From the demonstration we saw, Game of Thrones will have much to offer RPG fans, including customisation of attributes, skills, combat – you name it, you can customise it. Despite being set characters, you can choose Mors’ and Alester’s combat style and weapon load out.

Fans of Dragon Age: Origins will feel right at home with the combat in Game of Thrones, with a HUD and combat system that mimics the former. You can slow down time at any moment in order to tactically appraise the situation and queue up to three special attacks for Mors, Alester or any other party member to carry out. You can also switch between party members quickly and at any time.

Planning your attacks strategically is key in Game of Thrones. Combining certain attacks across party members will earn you bonus experience points and help you level up faster.

We finish with a write-up from Rock, Paper, Shotgun:
It is a linear game, a fixed story with only a handful of (apparently quite sizeable) side missions.
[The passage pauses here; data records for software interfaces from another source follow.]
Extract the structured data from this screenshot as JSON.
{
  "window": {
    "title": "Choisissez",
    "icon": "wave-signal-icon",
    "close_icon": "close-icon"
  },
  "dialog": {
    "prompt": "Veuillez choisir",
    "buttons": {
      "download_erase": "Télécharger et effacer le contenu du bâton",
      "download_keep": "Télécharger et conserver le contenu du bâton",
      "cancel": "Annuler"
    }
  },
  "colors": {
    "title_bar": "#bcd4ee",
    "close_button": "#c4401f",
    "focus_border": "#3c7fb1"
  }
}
At one point it was going to be something of a Skyrim-style sandbox, but the decision was apparently made that “we really want an impactful story” as that’s more in keeping with the source material. I can’t attest to which is the right decision without playing hours of it. I’d certainly love to play something that was organically pushing and reshaping the boundaries of Westeros’ ruling families domains, a sort of hybrid of Total War and STALKER: Clear Sky, but I totally appreciate that going sandbox is so often a recipe for random quantity over focused quality unless you have a monstrous budget to call upon.

The other major foundation of Martin’s books and the resultant show (sexy funtimes aside) is, of course, wanton violence. GOT:TG seemed to have all the hallmarks of a hacky-slashy meathead marathon, so I was a little surprised to discover that it’s actually built around tactical pause-time combat in the vein of Knights of the Old Republic or Dragon Age. To an even greater degree than those are, I think. You pause, up pops some ability menus with the fight going on in super-super-slow motion behind it, you chain together up to 3 attacks, moves, spells, potions and whatnot, including switching foes mid-fight if you wish, you resume and then it all plays out in real-time.